As a mindfulness practitioner myself, I’ve often struggled to articulate the mechanisms through which meditation might actually work, mainly because there hasn’t been a plethora of scientific literature on this subject. But that might be about to change.
Rick Nauert, in his recent article on Psych Central entitled ‘Controlling Brain Waves May Be Key to Meditation’s Benefits‘ reports on a paper published by Brown University researchers in Frontiers in Human Neuroscience.
Nauert made the following observations: ‘…….researchers said that by learning to control their focus on the present somatic moment, mindfulness meditators develop a more sensitive “volume knob” for controlling spatially specific, localized sensory cortical alpha rhythms’.
He carried on to conclude that: ‘efficient modulation of cortical alpha rhythms in turn enables optimal filtering of sensory information. Meditators learn not only to control what specific body sensations they pay attention to, but also how to regulate attention so that it does not become biased toward negative physical sensations such as chronic pain’.
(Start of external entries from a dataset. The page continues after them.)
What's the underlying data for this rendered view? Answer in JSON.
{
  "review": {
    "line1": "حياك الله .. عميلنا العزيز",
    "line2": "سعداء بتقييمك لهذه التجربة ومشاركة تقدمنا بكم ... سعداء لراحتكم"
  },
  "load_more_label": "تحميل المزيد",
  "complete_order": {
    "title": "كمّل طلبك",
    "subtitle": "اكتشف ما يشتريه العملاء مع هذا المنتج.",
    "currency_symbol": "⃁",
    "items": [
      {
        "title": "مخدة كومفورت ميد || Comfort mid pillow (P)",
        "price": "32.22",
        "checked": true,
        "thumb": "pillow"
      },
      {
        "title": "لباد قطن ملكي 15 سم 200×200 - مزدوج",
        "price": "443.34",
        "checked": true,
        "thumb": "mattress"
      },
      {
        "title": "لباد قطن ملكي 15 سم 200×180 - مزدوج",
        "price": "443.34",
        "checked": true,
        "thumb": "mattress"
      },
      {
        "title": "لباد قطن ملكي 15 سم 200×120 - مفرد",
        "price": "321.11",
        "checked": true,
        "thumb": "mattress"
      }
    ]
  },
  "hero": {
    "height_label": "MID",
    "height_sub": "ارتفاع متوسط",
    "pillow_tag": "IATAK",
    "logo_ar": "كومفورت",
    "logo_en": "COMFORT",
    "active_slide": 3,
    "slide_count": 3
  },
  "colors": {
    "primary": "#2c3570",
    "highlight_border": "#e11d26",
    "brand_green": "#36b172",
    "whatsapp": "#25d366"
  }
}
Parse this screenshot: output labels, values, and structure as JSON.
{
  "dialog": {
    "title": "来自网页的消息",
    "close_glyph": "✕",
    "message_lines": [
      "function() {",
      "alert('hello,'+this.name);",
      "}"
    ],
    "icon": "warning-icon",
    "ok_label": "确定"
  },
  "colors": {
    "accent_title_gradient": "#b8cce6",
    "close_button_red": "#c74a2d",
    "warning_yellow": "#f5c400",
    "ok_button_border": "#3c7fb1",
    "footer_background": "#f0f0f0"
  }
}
The authors have suggested the framework around which further empirical research can be undertaken; to get substantive answers will require further hypothesis testing and much reflection. So we may not know for some time what the exact mechanisms look like, but we can be assured that the scientific community is on the right tracks to formulate an answer.
You can read Nauert’s full article here.